- Scott E. Carrell & James E. West, 2008. "Does Professor Quality Matter? Evidence from Random Assignment of Students to Professors," NBER Working Papers 14081, National Bureau of Economic Research, Inc.
- William E. Becker, 2000. "Teaching Economics in the 21st Century," Journal of Economic Perspectives, American Economic Association, vol. 14(1), pages 109-119, Winter.
- L. F. Jameson Boex, 2000. "Attributes of Effective Economics Instructors: An Analysis of Student Evaluations," The Journal of Economic Education, Taylor & Francis Journals, vol. 31(3), pages 211-227, September.
- R. Todd Jewell & Michael A. McPherson & Margie A. Tieslau, 2013. "Whose fault is it? Assigning blame for grade inflation in higher education," Applied Economics, Taylor & Francis Journals, vol. 45(9), pages 1185-1200, March.
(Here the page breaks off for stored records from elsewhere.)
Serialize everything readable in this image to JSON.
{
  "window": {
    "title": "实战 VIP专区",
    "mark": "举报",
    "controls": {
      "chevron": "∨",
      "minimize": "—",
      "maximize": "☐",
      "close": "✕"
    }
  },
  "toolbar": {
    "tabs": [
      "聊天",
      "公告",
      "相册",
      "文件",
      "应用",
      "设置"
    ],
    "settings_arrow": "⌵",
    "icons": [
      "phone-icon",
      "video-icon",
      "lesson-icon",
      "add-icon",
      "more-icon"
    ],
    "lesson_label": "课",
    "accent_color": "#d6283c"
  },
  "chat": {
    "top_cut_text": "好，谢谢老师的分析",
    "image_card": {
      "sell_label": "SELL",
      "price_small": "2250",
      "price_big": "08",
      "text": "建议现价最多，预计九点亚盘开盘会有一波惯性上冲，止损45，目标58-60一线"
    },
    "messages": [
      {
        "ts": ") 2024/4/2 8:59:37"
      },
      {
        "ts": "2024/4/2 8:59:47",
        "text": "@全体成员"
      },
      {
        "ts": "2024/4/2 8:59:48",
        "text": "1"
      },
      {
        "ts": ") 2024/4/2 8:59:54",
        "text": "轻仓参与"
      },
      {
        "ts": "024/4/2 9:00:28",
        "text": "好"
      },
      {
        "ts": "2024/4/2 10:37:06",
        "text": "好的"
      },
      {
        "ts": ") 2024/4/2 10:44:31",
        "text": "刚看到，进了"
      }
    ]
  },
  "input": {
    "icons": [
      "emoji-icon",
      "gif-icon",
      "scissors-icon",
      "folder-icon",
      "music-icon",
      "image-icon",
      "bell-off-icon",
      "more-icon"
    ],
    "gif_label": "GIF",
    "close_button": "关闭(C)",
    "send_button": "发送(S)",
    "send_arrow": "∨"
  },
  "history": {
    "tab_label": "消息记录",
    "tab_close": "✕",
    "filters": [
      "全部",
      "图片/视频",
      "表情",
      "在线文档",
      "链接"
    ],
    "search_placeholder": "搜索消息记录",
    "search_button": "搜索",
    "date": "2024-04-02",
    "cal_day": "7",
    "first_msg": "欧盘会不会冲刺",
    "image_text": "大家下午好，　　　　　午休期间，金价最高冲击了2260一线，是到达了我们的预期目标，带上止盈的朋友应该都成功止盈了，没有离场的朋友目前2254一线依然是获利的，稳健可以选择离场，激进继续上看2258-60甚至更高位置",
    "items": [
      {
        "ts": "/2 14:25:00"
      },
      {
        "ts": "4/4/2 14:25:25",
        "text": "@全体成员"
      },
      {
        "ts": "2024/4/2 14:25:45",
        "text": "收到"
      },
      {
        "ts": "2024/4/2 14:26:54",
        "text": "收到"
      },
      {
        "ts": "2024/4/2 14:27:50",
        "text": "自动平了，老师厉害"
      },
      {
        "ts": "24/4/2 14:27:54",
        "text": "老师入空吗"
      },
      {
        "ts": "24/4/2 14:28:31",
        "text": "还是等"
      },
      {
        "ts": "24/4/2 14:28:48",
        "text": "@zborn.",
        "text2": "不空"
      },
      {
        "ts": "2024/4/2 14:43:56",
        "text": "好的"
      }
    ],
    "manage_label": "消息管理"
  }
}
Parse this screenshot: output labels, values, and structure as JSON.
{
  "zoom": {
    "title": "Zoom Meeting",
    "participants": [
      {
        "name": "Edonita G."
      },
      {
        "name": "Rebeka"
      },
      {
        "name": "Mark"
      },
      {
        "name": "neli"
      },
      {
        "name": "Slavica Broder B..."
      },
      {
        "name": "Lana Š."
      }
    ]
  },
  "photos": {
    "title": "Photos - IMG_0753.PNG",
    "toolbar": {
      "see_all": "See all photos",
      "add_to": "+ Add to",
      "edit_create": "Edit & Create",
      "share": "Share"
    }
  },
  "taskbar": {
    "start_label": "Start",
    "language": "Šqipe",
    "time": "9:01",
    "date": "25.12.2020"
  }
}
- Sproule, Robert, 2002. "The underdetermination of instructor performance by data from the student evaluation of teaching," Economics of Education Review, Elsevier, vol. 21(3), pages 287-294, June.
- George A. Akerlof, 1970. "The Market for "Lemons": Quality Uncertainty and the Market Mechanism," The Quarterly Journal of Economics, Oxford University Press, vol. 84(3), pages 488-500.
- J. Scott Long & Jeremy Freese, 2006. "Regression Models for Categorical Dependent Variables using Stata, 2nd Edition," Stata Press books, StataCorp LP, edition 2, number long2, January.
- Mason, Paul M. & Steagall, Jeffrey W. & Fabritius, Michael M., 1995. "Student evaluations of faculty: A new procedure for using aggregate measures of performance," Economics of Education Review, Elsevier, vol. 14(4), pages 403-416, December.
- Griliches, Zvi, 1974. "Errors in Variables and Other Unobservables," Econometrica, Econometric Society, vol. 42(6), pages 971-998, November. Full references (including those not matched with items on IDEAS)
When requesting a correction, please mention this item's handle: RePEc:qld:uq2004:516. See general information about how to correct material in RePEc.
For technical questions regarding this item, or to correct its authors, title, abstract, bibliographic or download information, contact: (SOE IT)
If references are entirely missing, you can add them using this form.